=== Section Start ===

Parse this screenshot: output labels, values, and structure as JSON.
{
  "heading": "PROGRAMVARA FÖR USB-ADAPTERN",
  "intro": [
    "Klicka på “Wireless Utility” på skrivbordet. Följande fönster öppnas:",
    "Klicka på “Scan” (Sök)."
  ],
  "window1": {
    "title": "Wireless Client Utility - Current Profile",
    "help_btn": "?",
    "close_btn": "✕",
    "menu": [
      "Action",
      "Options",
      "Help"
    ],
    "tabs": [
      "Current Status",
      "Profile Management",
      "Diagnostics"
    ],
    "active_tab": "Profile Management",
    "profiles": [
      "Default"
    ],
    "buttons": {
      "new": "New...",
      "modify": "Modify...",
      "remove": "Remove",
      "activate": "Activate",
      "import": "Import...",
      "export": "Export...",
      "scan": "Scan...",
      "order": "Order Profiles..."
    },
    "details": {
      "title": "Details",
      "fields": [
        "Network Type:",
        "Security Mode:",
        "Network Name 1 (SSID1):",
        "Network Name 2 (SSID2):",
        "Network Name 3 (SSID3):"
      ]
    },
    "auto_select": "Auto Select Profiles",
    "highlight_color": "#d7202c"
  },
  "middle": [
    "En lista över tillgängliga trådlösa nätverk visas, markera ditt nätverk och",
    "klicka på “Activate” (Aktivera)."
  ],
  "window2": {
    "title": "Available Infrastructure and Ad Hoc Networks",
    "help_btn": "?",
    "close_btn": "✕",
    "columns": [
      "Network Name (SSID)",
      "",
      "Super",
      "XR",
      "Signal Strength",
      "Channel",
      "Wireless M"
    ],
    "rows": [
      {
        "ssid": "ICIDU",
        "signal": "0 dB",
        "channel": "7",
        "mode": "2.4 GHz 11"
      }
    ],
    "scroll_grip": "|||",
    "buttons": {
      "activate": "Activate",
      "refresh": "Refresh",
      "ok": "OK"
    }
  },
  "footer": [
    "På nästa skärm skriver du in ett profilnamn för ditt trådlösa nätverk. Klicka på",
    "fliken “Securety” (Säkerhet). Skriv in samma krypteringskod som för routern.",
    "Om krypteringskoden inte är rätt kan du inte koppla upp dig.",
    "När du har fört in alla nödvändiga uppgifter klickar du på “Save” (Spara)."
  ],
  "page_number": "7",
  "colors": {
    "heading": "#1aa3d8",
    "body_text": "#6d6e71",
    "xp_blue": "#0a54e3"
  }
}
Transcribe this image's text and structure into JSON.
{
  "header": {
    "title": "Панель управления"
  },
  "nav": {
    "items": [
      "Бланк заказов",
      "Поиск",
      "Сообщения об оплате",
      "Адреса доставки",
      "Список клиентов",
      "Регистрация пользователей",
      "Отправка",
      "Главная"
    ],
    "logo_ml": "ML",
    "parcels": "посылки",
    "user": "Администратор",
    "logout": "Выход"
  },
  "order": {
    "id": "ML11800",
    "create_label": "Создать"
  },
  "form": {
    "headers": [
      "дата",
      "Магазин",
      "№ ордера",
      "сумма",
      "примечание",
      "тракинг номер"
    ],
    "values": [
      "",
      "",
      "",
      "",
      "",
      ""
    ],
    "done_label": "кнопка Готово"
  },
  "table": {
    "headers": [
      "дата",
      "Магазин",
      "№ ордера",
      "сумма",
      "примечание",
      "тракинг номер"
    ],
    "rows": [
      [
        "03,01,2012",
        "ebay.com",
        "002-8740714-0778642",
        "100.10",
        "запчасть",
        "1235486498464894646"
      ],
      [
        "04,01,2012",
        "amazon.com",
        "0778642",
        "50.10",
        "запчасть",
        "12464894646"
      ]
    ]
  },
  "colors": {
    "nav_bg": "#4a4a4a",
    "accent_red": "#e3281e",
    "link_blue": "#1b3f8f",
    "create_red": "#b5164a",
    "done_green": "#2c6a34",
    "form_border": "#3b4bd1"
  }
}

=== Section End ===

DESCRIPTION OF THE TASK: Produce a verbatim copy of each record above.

ANSWER BOX:
Parse this screenshot: output labels, values, and structure as JSON.
{
  "heading": "PROGRAMVARA FÖR USB-ADAPTERN",
  "intro": [
    "Klicka på “Wireless Utility” på skrivbordet. Följande fönster öppnas:",
    "Klicka på “Scan” (Sök)."
  ],
  "window1": {
    "title": "Wireless Client Utility - Current Profile",
    "help_btn": "?",
    "close_btn": "✕",
    "menu": [
      "Action",
      "Options",
      "Help"
    ],
    "tabs": [
      "Current Status",
      "Profile Management",
      "Diagnostics"
    ],
    "active_tab": "Profile Management",
    "profiles": [
      "Default"
    ],
    "buttons": {
      "new": "New...",
      "modify": "Modify...",
      "remove": "Remove",
      "activate": "Activate",
      "import": "Import...",
      "export": "Export...",
      "scan": "Scan...",
      "order": "Order Profiles..."
    },
    "details": {
      "title": "Details",
      "fields": [
        "Network Type:",
        "Security Mode:",
        "Network Name 1 (SSID1):",
        "Network Name 2 (SSID2):",
        "Network Name 3 (SSID3):"
      ]
    },
    "auto_select": "Auto Select Profiles",
    "highlight_color": "#d7202c"
  },
  "middle": [
    "En lista över tillgängliga trådlösa nätverk visas, markera ditt nätverk och",
    "klicka på “Activate” (Aktivera)."
  ],
  "window2": {
    "title": "Available Infrastructure and Ad Hoc Networks",
    "help_btn": "?",
    "close_btn": "✕",
    "columns": [
      "Network Name (SSID)",
      "",
      "Super",
      "XR",
      "Signal Strength",
      "Channel",
      "Wireless M"
    ],
    "rows": [
      {
        "ssid": "ICIDU",
        "signal": "0 dB",
        "channel": "7",
        "mode": "2.4 GHz 11"
      }
    ],
    "scroll_grip": "|||",
    "buttons": {
      "activate": "Activate",
      "refresh": "Refresh",
      "ok": "OK"
    }
  },
  "footer": [
    "På nästa skärm skriver du in ett profilnamn för ditt trådlösa nätverk. Klicka på",
    "fliken “Securety” (Säkerhet). Skriv in samma krypteringskod som för routern.",
    "Om krypteringskoden inte är rätt kan du inte koppla upp dig.",
    "När du har fört in alla nödvändiga uppgifter klickar du på “Save” (Spara)."
  ],
  "page_number": "7",
  "colors": {
    "heading": "#1aa3d8",
    "body_text": "#6d6e71",
    "xp_blue": "#0a54e3"
  }
}
Transcribe this image's text and structure into JSON.
{
  "header": {
    "title": "Панель управления"
  },
  "nav": {
    "items": [
      "Бланк заказов",
      "Поиск",
      "Сообщения об оплате",
      "Адреса доставки",
      "Список клиентов",
      "Регистрация пользователей",
      "Отправка",
      "Главная"
    ],
    "logo_ml": "ML",
    "parcels": "посылки",
    "user": "Администратор",
    "logout": "Выход"
  },
  "order": {
    "id": "ML11800",
    "create_label": "Создать"
  },
  "form": {
    "headers": [
      "дата",
      "Магазин",
      "№ ордера",
      "сумма",
      "примечание",
      "тракинг номер"
    ],
    "values": [
      "",
      "",
      "",
      "",
      "",
      ""
    ],
    "done_label": "кнопка Готово"
  },
  "table": {
    "headers": [
      "дата",
      "Магазин",
      "№ ордера",
      "сумма",
      "примечание",
      "тракинг номер"
    ],
    "rows": [
      [
        "03,01,2012",
        "ebay.com",
        "002-8740714-0778642",
        "100.10",
        "запчасть",
        "1235486498464894646"
      ],
      [
        "04,01,2012",
        "amazon.com",
        "0778642",
        "50.10",
        "запчасть",
        "12464894646"
      ]
    ]
  },
  "colors": {
    "nav_bg": "#4a4a4a",
    "accent_red": "#e3281e",
    "link_blue": "#1b3f8f",
    "create_red": "#b5164a",
    "done_green": "#2c6a34",
    "form_border": "#3b4bd1"
  }
}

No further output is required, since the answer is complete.